Then there is the connection each 'enjoys' with the media. While Mickelson, if one ignores his all- American tendency to say what he perceives as the "right thing", can be both engaging and witty, a Woods press conference is invariably a complete waste of time. Tiger long ago mastered the art of talking a lot and saying nothing. Both men employ agents whose main function appears to be to say "no" to everything. Actually, that is unfair. While the Woods camp routinely and thoughtlessly declines each and every request, it has been known for Mickelson to sit down for the odd one-on-one interview. Plus, having been to dinner with both men over the years, I can attest to the fact that a) Phil is more fun to be around and b) he at least makes an attempt to be interesting and interested.

Six years ago, writer Tom Callahan authored a book, In Search Of Tiger, built around a trip to Vietnam to find the man for whom Woods was nicknamed, his father Earl's army buddy, Tiger Phong. The book was enough of a success to be short-listed for the William Hill Sports Book of the year award. It didn't win, but part of Callahan's prize was a free 1,000 bet with the competition sponsor. After much thought, he settled on a double: Sean Penn to win the best actor Oscar and Phil Mickelson – then coming off a relatively bleak season – to win the 2004 Masters.

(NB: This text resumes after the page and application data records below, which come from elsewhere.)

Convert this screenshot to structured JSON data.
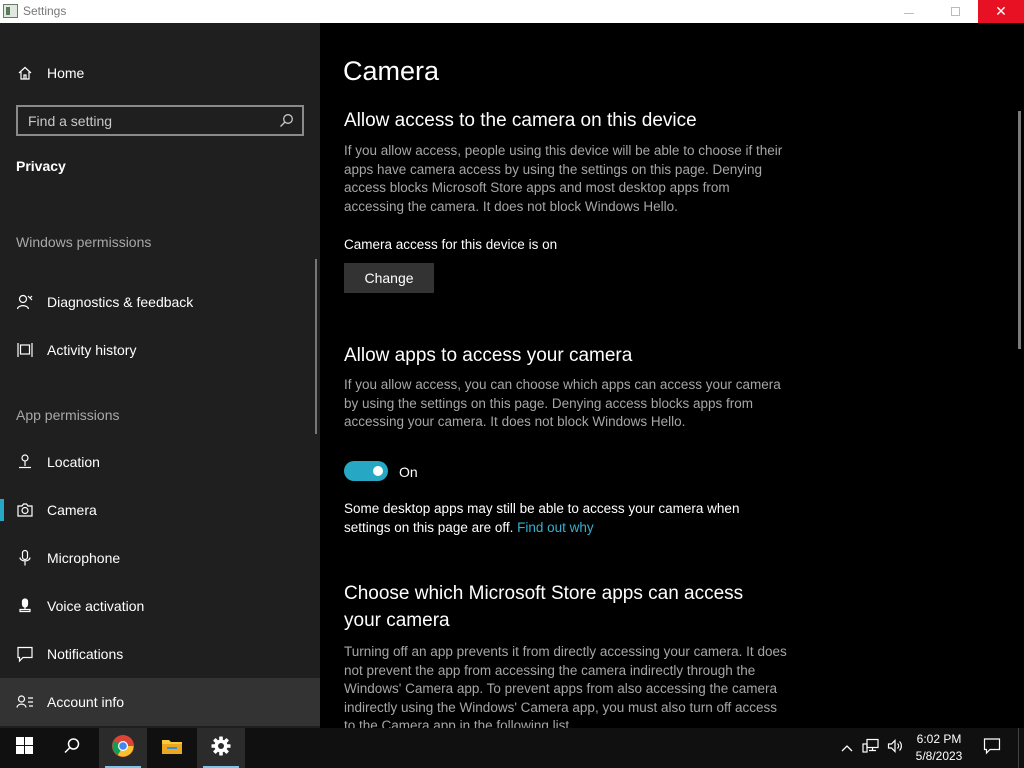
{
  "window": {
    "title": "Settings",
    "controls": {
      "minimize": "—",
      "maximize": "☐",
      "close": "✕"
    }
  },
  "sidebar": {
    "home_label": "Home",
    "search": {
      "placeholder": "Find a setting"
    },
    "category_title": "Privacy",
    "section_windows": "Windows permissions",
    "windows_items": [
      {
        "label": "Diagnostics & feedback",
        "icon": "diagnostics-icon"
      },
      {
        "label": "Activity history",
        "icon": "activity-history-icon"
      }
    ],
    "section_apps": "App permissions",
    "app_items": [
      {
        "label": "Location",
        "icon": "location-icon"
      },
      {
        "label": "Camera",
        "icon": "camera-icon",
        "selected": true
      },
      {
        "label": "Microphone",
        "icon": "microphone-icon"
      },
      {
        "label": "Voice activation",
        "icon": "voice-activation-icon"
      },
      {
        "label": "Notifications",
        "icon": "notifications-icon"
      },
      {
        "label": "Account info",
        "icon": "account-info-icon",
        "hover": true
      }
    ]
  },
  "main": {
    "page_title": "Camera",
    "device_section": {
      "heading": "Allow access to the camera on this device",
      "description": "If you allow access, people using this device will be able to choose if their apps have camera access by using the settings on this page. Denying access blocks Microsoft Store apps and most desktop apps from accessing the camera. It does not block Windows Hello.",
      "status": "Camera access for this device is on",
      "change_button": "Change"
    },
    "apps_section": {
      "heading": "Allow apps to access your camera",
      "description": "If you allow access, you can choose which apps can access your camera by using the settings on this page. Denying access blocks apps from accessing your camera. It does not block Windows Hello.",
      "toggle_state": "On",
      "toggle_on": true,
      "note_text": "Some desktop apps may still be able to access your camera when settings on this page are off.",
      "note_link": "Find out why"
    },
    "store_section": {
      "heading": "Choose which Microsoft Store apps can access your camera",
      "description": "Turning off an app prevents it from directly accessing your camera. It does not prevent the app from accessing the camera indirectly through the Windows' Camera app. To prevent apps from also accessing the camera indirectly using the Windows' Camera app, you must also turn off access to the Camera app in the following list."
    }
  },
  "taskbar": {
    "apps": [
      "start-button",
      "search-button",
      "chrome",
      "file-explorer",
      "settings"
    ],
    "clock_time": "6:02 PM",
    "clock_date": "5/8/2023"
  },
  "colors": {
    "accent": "#26a8c4",
    "link": "#35b0cf",
    "sidebar_bg": "#1f1f1f",
    "close_button": "#e81123"
  }
}
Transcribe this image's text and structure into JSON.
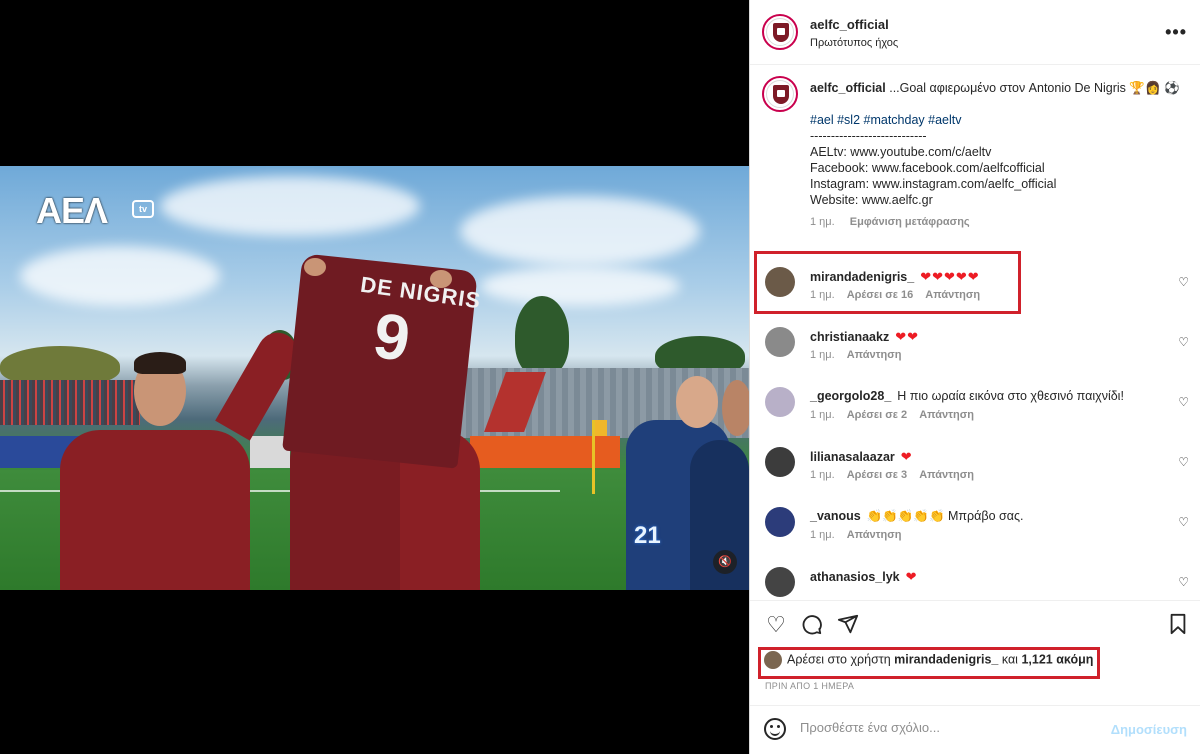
{
  "video": {
    "logo_text": "ΑΕΛ",
    "logo_tv": "tv",
    "jersey_name": "DE NIGRIS",
    "jersey_number": "9",
    "watermark": "21",
    "mute_icon": "muted-speaker-icon"
  },
  "header": {
    "username": "aelfc_official",
    "audio": "Πρωτότυπος ήχος",
    "more_icon": "more-options-icon"
  },
  "caption": {
    "username": "aelfc_official",
    "text": "...Goal αφιερωμένο στον Antonio De Nigris 🏆👩 ⚽",
    "hashtags": "#ael #sl2 #matchday #aeltv",
    "separator": "----------------------------",
    "line1": "AELtv: www.youtube.com/c/aeltv",
    "line2": "Facebook: www.facebook.com/aelfcofficial",
    "line3": "Instagram: www.instagram.com/aelfc_official",
    "line4": "Website: www.aelfc.gr",
    "time": "1 ημ.",
    "translate": "Εμφάνιση μετάφρασης"
  },
  "comments": [
    {
      "user": "mirandadenigris_",
      "text": "❤❤❤❤❤",
      "time": "1 ημ.",
      "likes": "Αρέσει σε 16",
      "reply": "Απάντηση",
      "avatar_color": "#6b5a48"
    },
    {
      "user": "christianaakz",
      "text": "❤❤",
      "time": "1 ημ.",
      "likes": "",
      "reply": "Απάντηση",
      "avatar_color": "#8a8a8a"
    },
    {
      "user": "_georgolo28_",
      "text": "Η πιο ωραία εικόνα στο χθεσινό παιχνίδι!",
      "time": "1 ημ.",
      "likes": "Αρέσει σε 2",
      "reply": "Απάντηση",
      "avatar_color": "#b8b0c8"
    },
    {
      "user": "lilianasalaazar",
      "text": "❤",
      "time": "1 ημ.",
      "likes": "Αρέσει σε 3",
      "reply": "Απάντηση",
      "avatar_color": "#3c3c3c"
    },
    {
      "user": "_vanous",
      "text": "👏👏👏👏👏 Μπράβο σας.",
      "time": "1 ημ.",
      "likes": "",
      "reply": "Απάντηση",
      "avatar_color": "#2c3c7a"
    },
    {
      "user": "athanasios_lyk",
      "text": "❤",
      "time": "",
      "likes": "",
      "reply": "",
      "avatar_color": "#444444"
    }
  ],
  "actions": {
    "like_icon": "heart-icon",
    "comment_icon": "comment-icon",
    "share_icon": "send-icon",
    "save_icon": "bookmark-icon"
  },
  "likes": {
    "prefix": "Αρέσει στο χρήστη",
    "user": "mirandadenigris_",
    "middle": "και",
    "count": "1,121 ακόμη"
  },
  "timestamp": "ΠΡΙΝ ΑΠΟ 1 ΗΜΕΡΑ",
  "comment_box": {
    "placeholder": "Προσθέστε ένα σχόλιο...",
    "post_label": "Δημοσίευση",
    "emoji_icon": "emoji-icon"
  },
  "colors": {
    "highlight_box": "#d0212b",
    "hashtag": "#00376b",
    "post_disabled": "#b2dffc",
    "heart_red": "#ed1c24"
  }
}
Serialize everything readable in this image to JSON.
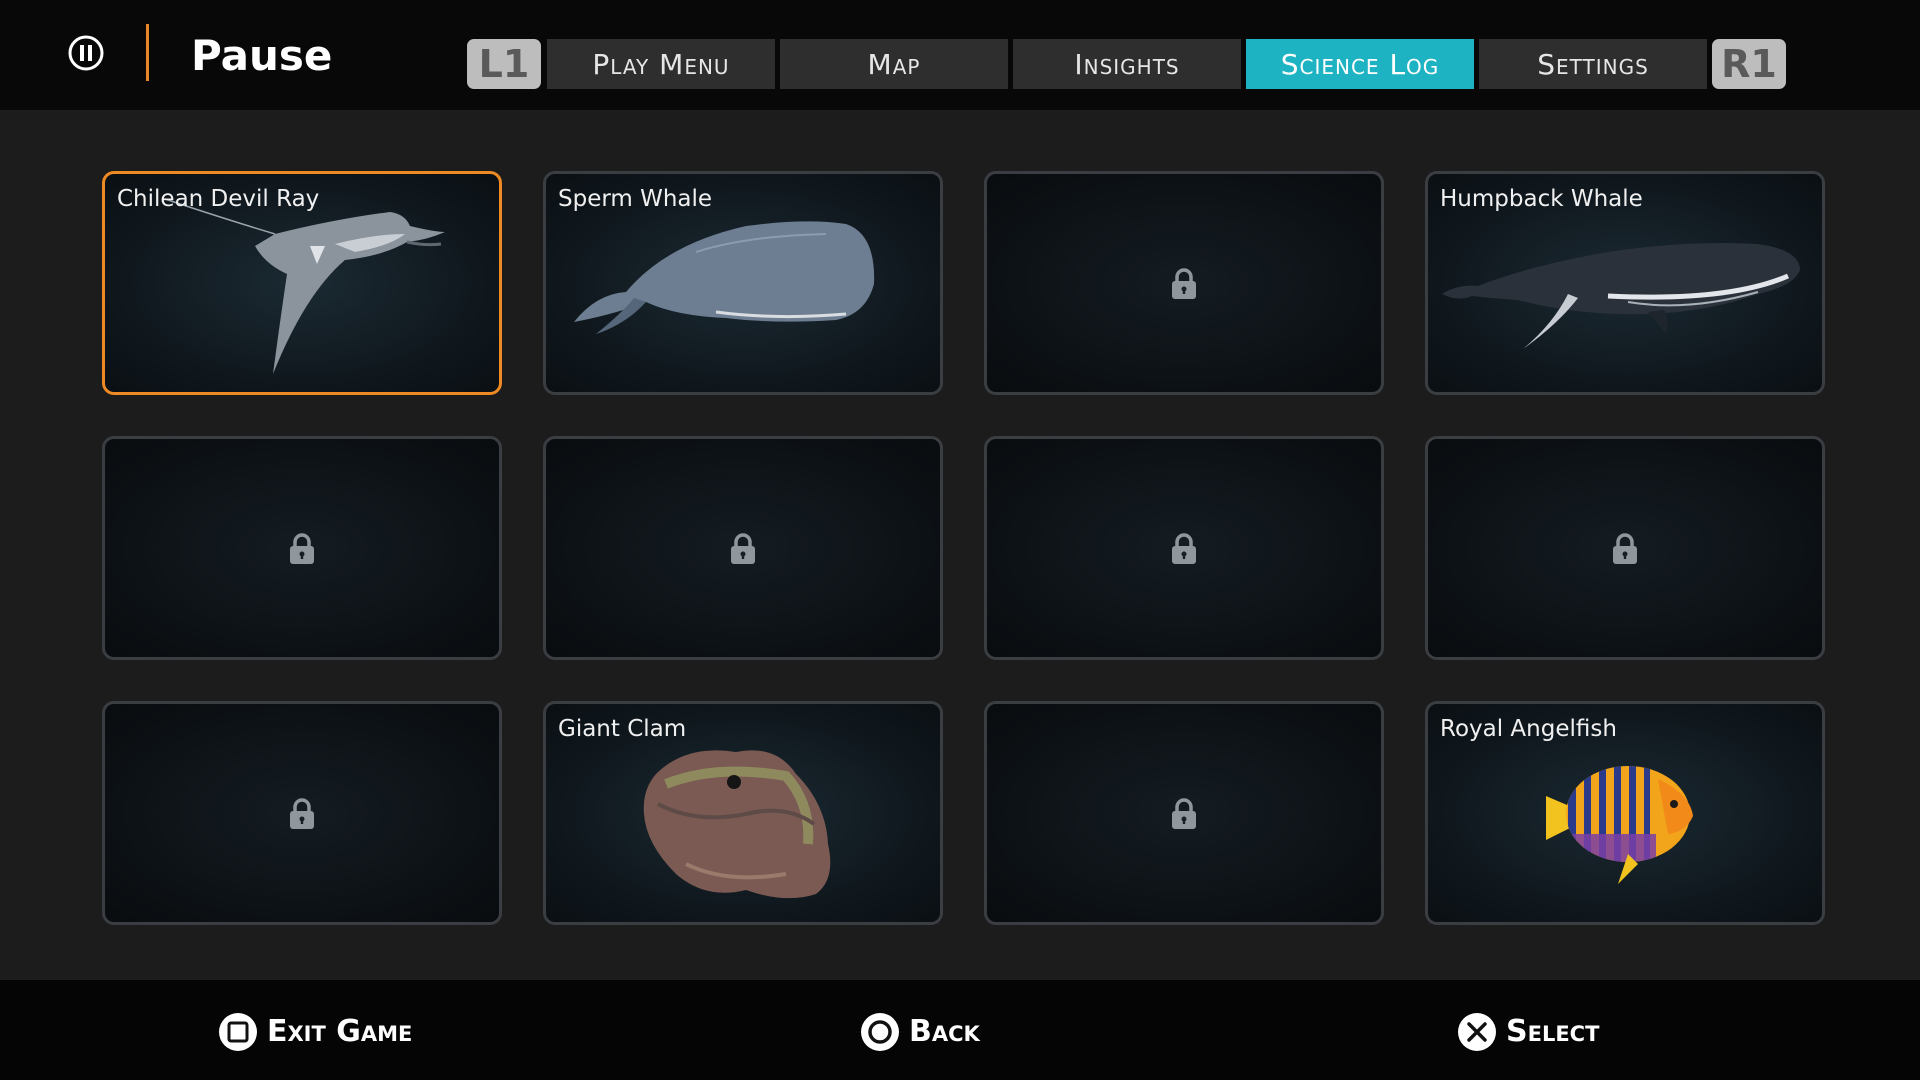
{
  "header": {
    "pause_icon": "pause-circle-icon",
    "title": "Pause",
    "left_bumper": "L1",
    "right_bumper": "R1",
    "tabs": [
      {
        "label": "Play Menu",
        "active": false
      },
      {
        "label": "Map",
        "active": false
      },
      {
        "label": "Insights",
        "active": false
      },
      {
        "label": "Science Log",
        "active": true
      },
      {
        "label": "Settings",
        "active": false
      }
    ]
  },
  "science_log": {
    "cards": [
      {
        "label": "Chilean Devil Ray",
        "locked": false,
        "selected": true,
        "image": "devil-ray"
      },
      {
        "label": "Sperm Whale",
        "locked": false,
        "selected": false,
        "image": "sperm-whale"
      },
      {
        "label": "",
        "locked": true,
        "selected": false,
        "image": "lock-icon"
      },
      {
        "label": "Humpback Whale",
        "locked": false,
        "selected": false,
        "image": "humpback-whale"
      },
      {
        "label": "",
        "locked": true,
        "selected": false,
        "image": "lock-icon"
      },
      {
        "label": "",
        "locked": true,
        "selected": false,
        "image": "lock-icon"
      },
      {
        "label": "",
        "locked": true,
        "selected": false,
        "image": "lock-icon"
      },
      {
        "label": "",
        "locked": true,
        "selected": false,
        "image": "lock-icon"
      },
      {
        "label": "",
        "locked": true,
        "selected": false,
        "image": "lock-icon"
      },
      {
        "label": "Giant Clam",
        "locked": false,
        "selected": false,
        "image": "giant-clam"
      },
      {
        "label": "",
        "locked": true,
        "selected": false,
        "image": "lock-icon"
      },
      {
        "label": "Royal Angelfish",
        "locked": false,
        "selected": false,
        "image": "royal-angelfish"
      }
    ]
  },
  "footer": {
    "prompts": [
      {
        "icon": "square-button-icon",
        "label": "Exit Game"
      },
      {
        "icon": "circle-button-icon",
        "label": "Back"
      },
      {
        "icon": "cross-button-icon",
        "label": "Select"
      }
    ]
  },
  "colors": {
    "accent_selected": "#ee8a24",
    "active_tab": "#1eb3c2",
    "title_divider": "#e8872a"
  }
}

Both, as luck would have it, came in and Callahan pocketed a substantial sum, a fact that was announced to Mickelson during a practice round for the US Open at Shinnecock Hills later that summer. Ever since, he has jokingly asked Callahan for "my share of the bet." Tiger, about whom the book was largely written, has, not surprisingly, never acknowledged its existence, even though he accompanied the author and his father to meet the Phong family at their home in Washington State.

So there is little love lost. Nor can there ever be, as long as the precious Woods feels even remotely threatened by Mickelson. The loss and the problem, one feels, are Tiger's.